## What to produce
Copy the data as given. No line may be skipped.

Collection entries:
________________
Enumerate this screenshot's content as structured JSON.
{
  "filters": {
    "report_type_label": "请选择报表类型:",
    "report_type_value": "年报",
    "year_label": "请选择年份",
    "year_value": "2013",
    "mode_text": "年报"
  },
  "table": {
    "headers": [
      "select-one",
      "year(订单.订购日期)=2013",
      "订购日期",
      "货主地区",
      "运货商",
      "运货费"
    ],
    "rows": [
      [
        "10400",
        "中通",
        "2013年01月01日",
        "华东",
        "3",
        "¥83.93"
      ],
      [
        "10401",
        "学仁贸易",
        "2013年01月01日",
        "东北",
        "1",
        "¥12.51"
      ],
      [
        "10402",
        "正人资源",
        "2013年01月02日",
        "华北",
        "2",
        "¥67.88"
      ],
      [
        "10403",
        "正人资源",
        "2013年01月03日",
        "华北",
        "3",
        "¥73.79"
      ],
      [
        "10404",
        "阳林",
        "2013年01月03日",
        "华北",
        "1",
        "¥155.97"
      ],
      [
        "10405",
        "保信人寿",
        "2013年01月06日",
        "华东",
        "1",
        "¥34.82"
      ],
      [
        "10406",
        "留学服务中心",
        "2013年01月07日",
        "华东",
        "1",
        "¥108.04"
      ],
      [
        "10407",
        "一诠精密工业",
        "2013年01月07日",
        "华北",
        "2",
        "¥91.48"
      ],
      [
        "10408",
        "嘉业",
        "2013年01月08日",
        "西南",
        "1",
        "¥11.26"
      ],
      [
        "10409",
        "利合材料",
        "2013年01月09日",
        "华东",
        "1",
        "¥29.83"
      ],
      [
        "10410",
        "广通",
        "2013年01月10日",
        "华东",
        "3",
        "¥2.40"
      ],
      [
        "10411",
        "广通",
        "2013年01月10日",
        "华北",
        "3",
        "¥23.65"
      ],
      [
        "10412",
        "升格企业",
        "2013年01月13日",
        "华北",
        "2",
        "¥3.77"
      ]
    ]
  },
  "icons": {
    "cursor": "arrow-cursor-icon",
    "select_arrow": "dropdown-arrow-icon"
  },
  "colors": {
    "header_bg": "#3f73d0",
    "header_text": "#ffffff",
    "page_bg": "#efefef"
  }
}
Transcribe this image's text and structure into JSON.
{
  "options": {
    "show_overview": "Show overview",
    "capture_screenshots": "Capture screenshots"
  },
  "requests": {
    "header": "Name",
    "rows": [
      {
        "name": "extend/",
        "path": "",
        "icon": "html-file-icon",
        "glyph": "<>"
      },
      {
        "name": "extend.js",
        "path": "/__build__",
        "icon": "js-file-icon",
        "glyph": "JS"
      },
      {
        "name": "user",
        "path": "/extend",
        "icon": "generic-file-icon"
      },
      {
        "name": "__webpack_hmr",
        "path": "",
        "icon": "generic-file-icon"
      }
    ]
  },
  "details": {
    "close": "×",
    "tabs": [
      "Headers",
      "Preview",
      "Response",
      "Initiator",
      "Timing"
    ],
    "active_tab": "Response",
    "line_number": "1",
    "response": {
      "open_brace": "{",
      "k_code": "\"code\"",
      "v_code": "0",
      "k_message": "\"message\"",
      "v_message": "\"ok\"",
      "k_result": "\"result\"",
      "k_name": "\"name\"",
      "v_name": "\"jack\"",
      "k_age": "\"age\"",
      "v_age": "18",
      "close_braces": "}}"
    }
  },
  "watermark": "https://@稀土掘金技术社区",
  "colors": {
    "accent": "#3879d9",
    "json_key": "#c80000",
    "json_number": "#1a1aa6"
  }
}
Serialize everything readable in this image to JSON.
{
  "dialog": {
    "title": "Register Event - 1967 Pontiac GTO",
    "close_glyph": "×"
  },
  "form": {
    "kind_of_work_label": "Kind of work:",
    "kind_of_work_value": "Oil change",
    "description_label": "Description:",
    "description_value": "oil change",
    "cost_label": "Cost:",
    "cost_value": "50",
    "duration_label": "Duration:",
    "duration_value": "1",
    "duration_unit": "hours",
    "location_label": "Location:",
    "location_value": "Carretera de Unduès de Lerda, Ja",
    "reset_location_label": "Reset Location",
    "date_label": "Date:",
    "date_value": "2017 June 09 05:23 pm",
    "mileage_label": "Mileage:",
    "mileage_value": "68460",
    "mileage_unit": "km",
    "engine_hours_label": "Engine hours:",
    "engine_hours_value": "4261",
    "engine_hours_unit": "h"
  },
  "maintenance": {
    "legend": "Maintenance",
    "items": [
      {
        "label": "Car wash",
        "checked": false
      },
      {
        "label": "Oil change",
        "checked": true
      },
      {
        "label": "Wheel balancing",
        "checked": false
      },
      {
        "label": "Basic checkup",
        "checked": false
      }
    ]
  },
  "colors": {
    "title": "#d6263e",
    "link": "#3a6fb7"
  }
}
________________
## Task answer
Enumerate this screenshot's content as structured JSON.
{
  "filters": {
    "report_type_label": "请选择报表类型:",
    "report_type_value": "年报",
    "year_label": "请选择年份",
    "year_value": "2013",
    "mode_text": "年报"
  },
  "table": {
    "headers": [
      "select-one",
      "year(订单.订购日期)=2013",
      "订购日期",
      "货主地区",
      "运货商",
      "运货费"
    ],
    "rows": [
      [
        "10400",
        "中通",
        "2013年01月01日",
        "华东",
        "3",
        "¥83.93"
      ],
      [
        "10401",
        "学仁贸易",
        "2013年01月01日",
        "东北",
        "1",
        "¥12.51"
      ],
      [
        "10402",
        "正人资源",
        "2013年01月02日",
        "华北",
        "2",
        "¥67.88"
      ],
      [
        "10403",
        "正人资源",
        "2013年01月03日",
        "华北",
        "3",
        "¥73.79"
      ],
      [
        "10404",
        "阳林",
        "2013年01月03日",
        "华北",
        "1",
        "¥155.97"
      ],
      [
        "10405",
        "保信人寿",
        "2013年01月06日",
        "华东",
        "1",
        "¥34.82"
      ],
      [
        "10406",
        "留学服务中心",
        "2013年01月07日",
        "华东",
        "1",
        "¥108.04"
      ],
      [
        "10407",
        "一诠精密工业",
        "2013年01月07日",
        "华北",
        "2",
        "¥91.48"
      ],
      [
        "10408",
        "嘉业",
        "2013年01月08日",
        "西南",
        "1",
        "¥11.26"
      ],
      [
        "10409",
        "利合材料",
        "2013年01月09日",
        "华东",
        "1",
        "¥29.83"
      ],
      [
        "10410",
        "广通",
        "2013年01月10日",
        "华东",
        "3",
        "¥2.40"
      ],
      [
        "10411",
        "广通",
        "2013年01月10日",
        "华北",
        "3",
        "¥23.65"
      ],
      [
        "10412",
        "升格企业",
        "2013年01月13日",
        "华北",
        "2",
        "¥3.77"
      ]
    ]
  },
  "icons": {
    "cursor": "arrow-cursor-icon",
    "select_arrow": "dropdown-arrow-icon"
  },
  "colors": {
    "header_bg": "#3f73d0",
    "header_text": "#ffffff",
    "page_bg": "#efefef"
  }
}
Transcribe this image's text and structure into JSON.
{
  "options": {
    "show_overview": "Show overview",
    "capture_screenshots": "Capture screenshots"
  },
  "requests": {
    "header": "Name",
    "rows": [
      {
        "name": "extend/",
        "path": "",
        "icon": "html-file-icon",
        "glyph": "<>"
      },
      {
        "name": "extend.js",
        "path": "/__build__",
        "icon": "js-file-icon",
        "glyph": "JS"
      },
      {
        "name": "user",
        "path": "/extend",
        "icon": "generic-file-icon"
      },
      {
        "name": "__webpack_hmr",
        "path": "",
        "icon": "generic-file-icon"
      }
    ]
  },
  "details": {
    "close": "×",
    "tabs": [
      "Headers",
      "Preview",
      "Response",
      "Initiator",
      "Timing"
    ],
    "active_tab": "Response",
    "line_number": "1",
    "response": {
      "open_brace": "{",
      "k_code": "\"code\"",
      "v_code": "0",
      "k_message": "\"message\"",
      "v_message": "\"ok\"",
      "k_result": "\"result\"",
      "k_name": "\"name\"",
      "v_name": "\"jack\"",
      "k_age": "\"age\"",
      "v_age": "18",
      "close_braces": "}}"
    }
  },
  "watermark": "https://@稀土掘金技术社区",
  "colors": {
    "accent": "#3879d9",
    "json_key": "#c80000",
    "json_number": "#1a1aa6"
  }
}
Serialize everything readable in this image to JSON.
{
  "dialog": {
    "title": "Register Event - 1967 Pontiac GTO",
    "close_glyph": "×"
  },
  "form": {
    "kind_of_work_label": "Kind of work:",
    "kind_of_work_value": "Oil change",
    "description_label": "Description:",
    "description_value": "oil change",
    "cost_label": "Cost:",
    "cost_value": "50",
    "duration_label": "Duration:",
    "duration_value": "1",
    "duration_unit": "hours",
    "location_label": "Location:",
    "location_value": "Carretera de Unduès de Lerda, Ja",
    "reset_location_label": "Reset Location",
    "date_label": "Date:",
    "date_value": "2017 June 09 05:23 pm",
    "mileage_label": "Mileage:",
    "mileage_value": "68460",
    "mileage_unit": "km",
    "engine_hours_label": "Engine hours:",
    "engine_hours_value": "4261",
    "engine_hours_unit": "h"
  },
  "maintenance": {
    "legend": "Maintenance",
    "items": [
      {
        "label": "Car wash",
        "checked": false
      },
      {
        "label": "Oil change",
        "checked": true
      },
      {
        "label": "Wheel balancing",
        "checked": false
      },
      {
        "label": "Basic checkup",
        "checked": false
      }
    ]
  },
  "colors": {
    "title": "#d6263e",
    "link": "#3a6fb7"
  }
}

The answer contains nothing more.